## Your objective:
The full listing below must be printed exactly, word for word.

## Task inputs:
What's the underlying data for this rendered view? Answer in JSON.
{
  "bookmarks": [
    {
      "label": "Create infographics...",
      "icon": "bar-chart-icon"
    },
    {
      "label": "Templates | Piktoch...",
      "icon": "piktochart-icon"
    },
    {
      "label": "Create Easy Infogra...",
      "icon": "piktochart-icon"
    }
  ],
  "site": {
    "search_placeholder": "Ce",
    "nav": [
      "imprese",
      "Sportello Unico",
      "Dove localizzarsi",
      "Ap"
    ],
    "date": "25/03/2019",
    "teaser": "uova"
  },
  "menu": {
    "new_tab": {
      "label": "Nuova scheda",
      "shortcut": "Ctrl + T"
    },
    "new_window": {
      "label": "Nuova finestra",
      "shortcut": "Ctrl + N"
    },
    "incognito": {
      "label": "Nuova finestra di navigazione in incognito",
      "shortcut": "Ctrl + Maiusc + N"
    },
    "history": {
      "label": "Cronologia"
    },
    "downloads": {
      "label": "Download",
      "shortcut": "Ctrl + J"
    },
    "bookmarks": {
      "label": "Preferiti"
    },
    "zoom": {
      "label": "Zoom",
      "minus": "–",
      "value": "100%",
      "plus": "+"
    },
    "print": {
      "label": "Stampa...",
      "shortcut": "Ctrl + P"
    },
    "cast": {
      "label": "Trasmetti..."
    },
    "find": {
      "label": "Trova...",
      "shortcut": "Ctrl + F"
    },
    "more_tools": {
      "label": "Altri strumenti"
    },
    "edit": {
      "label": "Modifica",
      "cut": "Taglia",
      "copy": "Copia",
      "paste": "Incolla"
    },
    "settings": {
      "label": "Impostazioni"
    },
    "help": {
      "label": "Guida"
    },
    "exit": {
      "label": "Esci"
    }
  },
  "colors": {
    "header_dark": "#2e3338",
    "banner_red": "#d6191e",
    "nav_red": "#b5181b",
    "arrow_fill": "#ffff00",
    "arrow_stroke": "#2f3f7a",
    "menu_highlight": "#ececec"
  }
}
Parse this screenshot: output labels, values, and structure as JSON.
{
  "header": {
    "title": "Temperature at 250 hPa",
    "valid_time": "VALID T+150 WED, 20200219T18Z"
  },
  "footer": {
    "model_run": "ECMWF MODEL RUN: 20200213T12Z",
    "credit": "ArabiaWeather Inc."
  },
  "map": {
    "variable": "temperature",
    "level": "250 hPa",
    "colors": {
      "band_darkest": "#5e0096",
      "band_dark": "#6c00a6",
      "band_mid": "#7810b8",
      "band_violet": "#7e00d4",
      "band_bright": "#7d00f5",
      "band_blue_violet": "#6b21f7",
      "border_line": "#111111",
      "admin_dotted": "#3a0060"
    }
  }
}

## Written response:
What's the underlying data for this rendered view? Answer in JSON.
{
  "bookmarks": [
    {
      "label": "Create infographics...",
      "icon": "bar-chart-icon"
    },
    {
      "label": "Templates | Piktoch...",
      "icon": "piktochart-icon"
    },
    {
      "label": "Create Easy Infogra...",
      "icon": "piktochart-icon"
    }
  ],
  "site": {
    "search_placeholder": "Ce",
    "nav": [
      "imprese",
      "Sportello Unico",
      "Dove localizzarsi",
      "Ap"
    ],
    "date": "25/03/2019",
    "teaser": "uova"
  },
  "menu": {
    "new_tab": {
      "label": "Nuova scheda",
      "shortcut": "Ctrl + T"
    },
    "new_window": {
      "label": "Nuova finestra",
      "shortcut": "Ctrl + N"
    },
    "incognito": {
      "label": "Nuova finestra di navigazione in incognito",
      "shortcut": "Ctrl + Maiusc + N"
    },
    "history": {
      "label": "Cronologia"
    },
    "downloads": {
      "label": "Download",
      "shortcut": "Ctrl + J"
    },
    "bookmarks": {
      "label": "Preferiti"
    },
    "zoom": {
      "label": "Zoom",
      "minus": "–",
      "value": "100%",
      "plus": "+"
    },
    "print": {
      "label": "Stampa...",
      "shortcut": "Ctrl + P"
    },
    "cast": {
      "label": "Trasmetti..."
    },
    "find": {
      "label": "Trova...",
      "shortcut": "Ctrl + F"
    },
    "more_tools": {
      "label": "Altri strumenti"
    },
    "edit": {
      "label": "Modifica",
      "cut": "Taglia",
      "copy": "Copia",
      "paste": "Incolla"
    },
    "settings": {
      "label": "Impostazioni"
    },
    "help": {
      "label": "Guida"
    },
    "exit": {
      "label": "Esci"
    }
  },
  "colors": {
    "header_dark": "#2e3338",
    "banner_red": "#d6191e",
    "nav_red": "#b5181b",
    "arrow_fill": "#ffff00",
    "arrow_stroke": "#2f3f7a",
    "menu_highlight": "#ececec"
  }
}
Parse this screenshot: output labels, values, and structure as JSON.
{
  "header": {
    "title": "Temperature at 250 hPa",
    "valid_time": "VALID T+150 WED, 20200219T18Z"
  },
  "footer": {
    "model_run": "ECMWF MODEL RUN: 20200213T12Z",
    "credit": "ArabiaWeather Inc."
  },
  "map": {
    "variable": "temperature",
    "level": "250 hPa",
    "colors": {
      "band_darkest": "#5e0096",
      "band_dark": "#6c00a6",
      "band_mid": "#7810b8",
      "band_violet": "#7e00d4",
      "band_bright": "#7d00f5",
      "band_blue_violet": "#6b21f7",
      "border_line": "#111111",
      "admin_dotted": "#3a0060"
    }
  }
}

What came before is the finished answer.